Sunday, May 3, 2009
Thursday seemed like Valentine's Day to some Post readers, who felt a Style section piece on President Obama's news conference Wednesday was little more than a mash note.
The president answered reporters' questions "earnestly, disarmingly, enchantingly," wrote The Post's Tom Shales.
He described Obama as "a truly flabbergasting president. And in a good way -- not the way some of his predecessors were."
To "disbelievers" who accuse Obama of wanting to expand the size of government, Shales said "many are just the predictable strident voices of the kind of partisan pedantry that Obama has said he abhors."
Some of those "predictable strident voices" contacted the ombudsman in a rage, citing Shales's piece as evidence that The Post is in the tank for the president. Others echoed those sentiments in comments on washingtonpost.com.
"The sycophantic, syrupy praise Shales has spewed out is enough to put me in a diabetic coma," wrote ynot4tony2.
"Your fawning is shameful," said yourekiddingright.
Shales, a Post veteran who now writes for the newspaper on contract, has won a Pulitzer Prize for criticism. But Thursday's piece did not identify him as a critic, an analyst or a columnist (although he was labeled that way online). To some readers, he appeared to be a reporter writing a straight news story.
The reaction, coming as Obama marked his 100th day in office, serves as a reminder that a large swath of The Post's readership sees pro-Obama bias. Each month I receive hundreds of e-mails and calls insisting that the paper is reflexively partial to the president.
Critics gained ammunition last week when a study concluded that Obama "has enjoyed substantially more positive media coverage than either Bill Clinton or George W. Bush during their first months in the White House."
Conducted by the Pew Research Center's Project for Excellence in Journalism, the survey was based on a sampling of stories on network television newscasts and in national publications, including The Post.
The study found that "positive stories about Obama have outweighed negative by two-to-one" -- 42 percent to 20 percent -- while 38 percent were neutral or mixed. At my request, Pew broke out data for The Post. Project director Tom Rosenstiel said they show "The Post's coverage, while mostly positive, is slightly more negative than the media overall."

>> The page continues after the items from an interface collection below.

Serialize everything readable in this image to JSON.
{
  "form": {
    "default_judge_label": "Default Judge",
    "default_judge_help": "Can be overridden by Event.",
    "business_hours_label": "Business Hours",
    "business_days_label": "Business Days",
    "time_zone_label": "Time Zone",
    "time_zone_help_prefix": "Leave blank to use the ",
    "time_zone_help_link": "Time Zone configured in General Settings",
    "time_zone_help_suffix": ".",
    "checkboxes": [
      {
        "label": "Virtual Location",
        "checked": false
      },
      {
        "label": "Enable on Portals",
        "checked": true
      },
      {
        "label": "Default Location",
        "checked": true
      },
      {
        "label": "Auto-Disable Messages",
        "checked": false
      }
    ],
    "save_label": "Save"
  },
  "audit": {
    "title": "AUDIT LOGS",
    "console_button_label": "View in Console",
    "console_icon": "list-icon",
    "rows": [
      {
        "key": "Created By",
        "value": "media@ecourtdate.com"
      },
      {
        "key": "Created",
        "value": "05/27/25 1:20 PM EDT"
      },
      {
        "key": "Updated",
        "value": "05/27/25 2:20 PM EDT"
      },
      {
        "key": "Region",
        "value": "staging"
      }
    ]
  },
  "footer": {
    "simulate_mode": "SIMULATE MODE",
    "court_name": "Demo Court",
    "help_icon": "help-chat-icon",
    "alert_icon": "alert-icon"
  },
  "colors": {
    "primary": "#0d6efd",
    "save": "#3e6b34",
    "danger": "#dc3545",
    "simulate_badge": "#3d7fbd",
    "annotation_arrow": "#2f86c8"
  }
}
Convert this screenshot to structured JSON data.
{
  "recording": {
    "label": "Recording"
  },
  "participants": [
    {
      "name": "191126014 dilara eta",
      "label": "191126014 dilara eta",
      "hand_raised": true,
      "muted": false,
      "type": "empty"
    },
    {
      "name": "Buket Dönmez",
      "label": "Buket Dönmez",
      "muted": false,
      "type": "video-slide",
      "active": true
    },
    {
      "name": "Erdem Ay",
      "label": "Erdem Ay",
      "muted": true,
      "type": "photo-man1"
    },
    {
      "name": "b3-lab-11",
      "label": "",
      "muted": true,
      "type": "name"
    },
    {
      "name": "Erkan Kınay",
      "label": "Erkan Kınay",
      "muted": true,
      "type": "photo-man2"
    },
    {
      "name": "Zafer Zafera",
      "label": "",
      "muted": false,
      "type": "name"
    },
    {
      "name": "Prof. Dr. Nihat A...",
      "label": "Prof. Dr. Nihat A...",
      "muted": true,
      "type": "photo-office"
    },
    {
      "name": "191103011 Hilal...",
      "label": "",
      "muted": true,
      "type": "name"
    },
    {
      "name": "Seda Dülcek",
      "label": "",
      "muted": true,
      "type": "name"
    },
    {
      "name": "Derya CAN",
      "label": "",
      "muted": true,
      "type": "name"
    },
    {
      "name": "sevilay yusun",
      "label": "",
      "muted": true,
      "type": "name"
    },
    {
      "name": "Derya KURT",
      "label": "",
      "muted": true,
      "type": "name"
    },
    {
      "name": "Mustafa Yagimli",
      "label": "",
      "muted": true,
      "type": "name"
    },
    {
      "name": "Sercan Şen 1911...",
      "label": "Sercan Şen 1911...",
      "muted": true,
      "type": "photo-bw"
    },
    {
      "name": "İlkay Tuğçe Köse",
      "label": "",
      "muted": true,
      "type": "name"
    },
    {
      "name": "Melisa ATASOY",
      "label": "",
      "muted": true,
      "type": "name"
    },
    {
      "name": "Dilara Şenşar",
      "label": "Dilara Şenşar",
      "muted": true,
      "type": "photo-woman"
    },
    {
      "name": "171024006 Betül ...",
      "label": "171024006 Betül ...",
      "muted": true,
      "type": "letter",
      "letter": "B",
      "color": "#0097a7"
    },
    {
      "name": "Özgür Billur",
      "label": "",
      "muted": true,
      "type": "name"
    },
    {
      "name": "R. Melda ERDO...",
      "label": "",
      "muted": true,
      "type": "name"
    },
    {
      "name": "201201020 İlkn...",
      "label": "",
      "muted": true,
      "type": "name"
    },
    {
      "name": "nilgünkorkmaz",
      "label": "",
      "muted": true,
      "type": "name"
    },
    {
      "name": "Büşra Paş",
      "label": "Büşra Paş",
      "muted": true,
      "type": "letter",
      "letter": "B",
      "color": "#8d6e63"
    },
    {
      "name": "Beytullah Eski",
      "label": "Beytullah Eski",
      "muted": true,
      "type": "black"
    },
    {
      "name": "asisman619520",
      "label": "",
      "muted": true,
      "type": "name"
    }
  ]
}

Most reporters and editors see themselves as impartial truth-seekers. But many readers who oppose Obama see them as hopelessly influenced by ingrained anti-Republican, anti-conservative ideology.
Post reader Dean Dykema of Laurel, who frequently complains about coverage, said he sees a "bias by omission" in failing to report "anything that might make Obama look bad."
Increasingly, readers complain about what isn't in The Post. They see a story elsewhere -- often another publication or Web site that mirrors their ideology -- and cite it as an example of The Post suppressing news.
James T. Hamilton, director of the DeWitt Wallace Center for Media and Democracy at Duke University, said it's a growing trend. A "proliferation of media choices" has "accentuated the perception" of bias, he said.
So far this year, among readers who gave reasons for ending their Post subscriptions, only about 1 percent cited biased reporting. But many who still take the paper complain that "liberal bias" makes The Post less believable.
Which brings us back to Shales. He has written frequently -- and flatteringly -- about Obama's television appearances. But he also wrote glowingly of President Ronald Reagan's command of the cameras.
As a TV critic, it's his job to offer a viewpoint.
"I never talk about policies," Shales told me. "I talk about how [Obama] comes across on TV. I like him based on what I see on television."
The Style section, where he appears, is edgy and filled with criticism. "I believe that readers of The Washington Post Style section are familiar with what they are getting day in and day out," said Steve Reiss, its editor.
But judging from the steady flow of complaints after each Shales review, a surprising number don't see a distinction from the news pages.
Identifying his work as a "review" may seem minor. But it would remove any confusion. Reiss acknowledged it's a "fair question" whether Shales should be labeled.
"Clear labeling is always a good idea in journalism," said Rosenstiel. He said editors often don't label on the "assumption that readers already know the rules of the road in the paper."
But, he said, "research shows that inferences journalists make about what readers understand, or don't understand, are often wrong."
Andrew Alexander can be reached at 202-334-7582 or at firstname.lastname@example.org.